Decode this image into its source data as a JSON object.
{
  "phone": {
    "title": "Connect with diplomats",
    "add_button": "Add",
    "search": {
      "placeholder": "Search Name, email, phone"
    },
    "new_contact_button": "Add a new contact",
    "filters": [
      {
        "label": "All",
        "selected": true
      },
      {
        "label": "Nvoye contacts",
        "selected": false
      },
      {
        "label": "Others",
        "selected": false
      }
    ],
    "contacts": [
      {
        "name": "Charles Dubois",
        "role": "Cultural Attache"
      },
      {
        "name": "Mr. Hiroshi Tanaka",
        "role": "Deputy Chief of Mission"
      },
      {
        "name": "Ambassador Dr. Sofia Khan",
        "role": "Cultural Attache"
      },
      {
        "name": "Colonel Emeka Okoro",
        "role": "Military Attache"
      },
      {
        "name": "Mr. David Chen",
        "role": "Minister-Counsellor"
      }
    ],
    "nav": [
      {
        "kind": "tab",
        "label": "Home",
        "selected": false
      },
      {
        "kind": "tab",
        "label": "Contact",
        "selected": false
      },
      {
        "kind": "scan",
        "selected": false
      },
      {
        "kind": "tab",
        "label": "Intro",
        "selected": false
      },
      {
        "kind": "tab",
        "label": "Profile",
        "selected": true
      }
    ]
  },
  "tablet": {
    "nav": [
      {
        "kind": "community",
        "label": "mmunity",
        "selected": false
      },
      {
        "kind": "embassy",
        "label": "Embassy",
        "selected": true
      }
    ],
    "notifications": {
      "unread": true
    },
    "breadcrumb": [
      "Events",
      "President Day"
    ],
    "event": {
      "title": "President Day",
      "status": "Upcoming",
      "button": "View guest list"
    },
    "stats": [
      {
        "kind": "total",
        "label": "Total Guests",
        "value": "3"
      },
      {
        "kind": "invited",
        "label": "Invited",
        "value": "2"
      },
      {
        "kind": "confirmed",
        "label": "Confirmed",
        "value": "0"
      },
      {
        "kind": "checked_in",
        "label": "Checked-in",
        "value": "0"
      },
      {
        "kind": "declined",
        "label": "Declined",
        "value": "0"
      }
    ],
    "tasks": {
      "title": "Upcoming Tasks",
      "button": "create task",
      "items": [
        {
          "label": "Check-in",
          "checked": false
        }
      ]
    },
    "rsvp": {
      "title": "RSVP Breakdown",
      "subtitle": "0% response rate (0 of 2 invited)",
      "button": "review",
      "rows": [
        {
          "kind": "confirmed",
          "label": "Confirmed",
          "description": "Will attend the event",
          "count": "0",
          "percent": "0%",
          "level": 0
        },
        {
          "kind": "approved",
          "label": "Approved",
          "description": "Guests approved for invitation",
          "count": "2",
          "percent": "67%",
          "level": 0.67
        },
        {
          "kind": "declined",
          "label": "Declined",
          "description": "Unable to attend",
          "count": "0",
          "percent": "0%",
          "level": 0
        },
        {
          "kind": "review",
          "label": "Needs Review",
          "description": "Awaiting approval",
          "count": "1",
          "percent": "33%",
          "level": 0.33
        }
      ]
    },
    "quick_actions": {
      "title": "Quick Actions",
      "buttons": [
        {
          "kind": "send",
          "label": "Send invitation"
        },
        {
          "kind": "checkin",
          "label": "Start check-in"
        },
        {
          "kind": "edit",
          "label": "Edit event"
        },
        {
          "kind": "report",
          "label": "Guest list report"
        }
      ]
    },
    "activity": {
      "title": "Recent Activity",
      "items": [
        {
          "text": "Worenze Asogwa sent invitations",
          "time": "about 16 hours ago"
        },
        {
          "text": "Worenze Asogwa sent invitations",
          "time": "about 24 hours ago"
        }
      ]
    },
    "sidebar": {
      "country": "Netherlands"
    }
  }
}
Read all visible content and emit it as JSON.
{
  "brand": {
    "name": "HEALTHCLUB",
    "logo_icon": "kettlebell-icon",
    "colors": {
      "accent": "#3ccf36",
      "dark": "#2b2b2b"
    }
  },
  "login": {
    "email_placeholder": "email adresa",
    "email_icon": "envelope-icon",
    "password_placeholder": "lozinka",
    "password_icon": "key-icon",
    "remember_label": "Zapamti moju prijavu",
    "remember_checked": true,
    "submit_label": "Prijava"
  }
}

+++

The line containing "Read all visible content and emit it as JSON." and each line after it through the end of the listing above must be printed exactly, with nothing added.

Read all visible content and emit it as JSON.
{
  "brand": {
    "name": "HEALTHCLUB",
    "logo_icon": "kettlebell-icon",
    "colors": {
      "accent": "#3ccf36",
      "dark": "#2b2b2b"
    }
  },
  "login": {
    "email_placeholder": "email adresa",
    "email_icon": "envelope-icon",
    "password_placeholder": "lozinka",
    "password_icon": "key-icon",
    "remember_label": "Zapamti moju prijavu",
    "remember_checked": true,
    "submit_label": "Prijava"
  }
}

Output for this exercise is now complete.